I gotta heart full of proud.

Heart Full of Stars

Image found on Silverbeam’s Deviant Art page and used under Fair Use.

House Has Got Da Blues

For my music loving readers, let me ask you this…

Have you ever been to a live music show that simply left you speechless?

I have. It happened to me Tuesday night.

The Good Man and I took a couple extra vacation days after the Monday holiday so we could road trip up to the beautiful Napa Valley.

Our destination was the historic Uptown Theatre.

The journey took us to see one Mr. Hugh Laurie, who many might know from the American television show “House” but who The Good Man and I know better from BBC shows such as “A Bit of Fry and Laurie,” “Jeeves and Wooster” and “Black Adder.”

Turns out the venerable Mr. Laurie isn’t just an incredibly talented actor, but he’s one hell of a musician, and a consummate entertainer. Apparently the guy is good at everything he tries. I’d have to hate him if I didn’t admire him so much.

His deep love of very old New Orleans style American blues, jazz and spiritual music prompted the release of his album “Let Them Talk.

I’m a fan of blues music and was happy to give the album a listen.
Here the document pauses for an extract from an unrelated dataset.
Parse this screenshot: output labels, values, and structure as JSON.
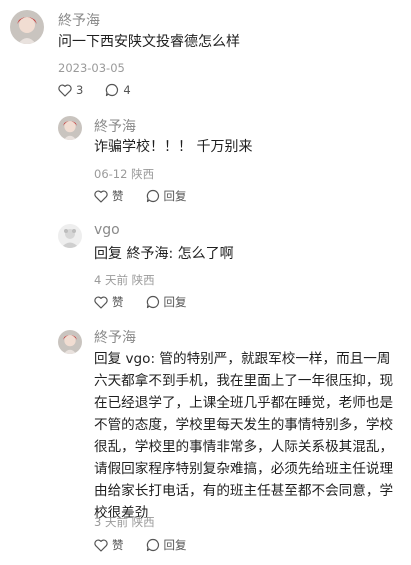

To be honest, it’s more jazz than blues but it’s so well arranged and so well produced that I dug the album from first cut to last note.

And then the live show. So incredibly engaging. The crowd was totally in it all along. Mr. Laurie knows how to entertain and his backing band is solid (except for the guitar player).

Whew. My arms hurt from clapping so hard.

What an amazing show. If it comes near your hometown, I can’t recommend it enough!

Here’s a couple shots I took at the show (we had amazing seats).

Photos Copyright 2012, Karen Fayeth, and subject to the Creative Commons license found in the far right column of this page. Photos taken with an iPhone4s, an iPhone telephoto lens and the Camera+ app.

Extending the Holiday by just a Skosh….

This morning I sat next to The Good Man at breakfast at a lovely little bed and breakfast in Napa. There were two other couples at the table, also guests of the B&B, and the six of us talked idly of wine tasting and things to do in California as we got to know each other a little.

At the end of the table was a couple that were a bit older than the rest. The man wore a baseball cap showing he was a military veteran and the troop he was with.

One of the guys at the table asked him, “Where were you stationed?”

He replied, “Well…I was in Korea and I was also in Viet Nam, so I was over there, and also in the US a bit. I was sort of all over.”

The first man said, “I bet you’ve seen a lot of things.”

The older man replied, “Yep. And seen a lot of things I wish I hadn’t.”

This, of course, brought a moment of thoughtful silence to the table.

The man reminded me a bit of my dad, himself a veteran of Korea.

Just a two minute conversation that to me highlighted the holiday we just finished celebrating.

Thought I’d share it.


For my week in Costa Rica, this was the view out of one of my hotel windows.

It cheered me greatly, though I had to look up what pongámosle meant.

It means “give me.”

How utterly charming!

Yes, Costa Rica, I shall give you my green heart. And you shall give me yours too.

¡Pura vida!

Photo copyright 2012, Karen Fayeth, and subject to the Creative Commons license in the far right corner of this page. Photo taken with an iPhone 4s and the Hipstamatic app.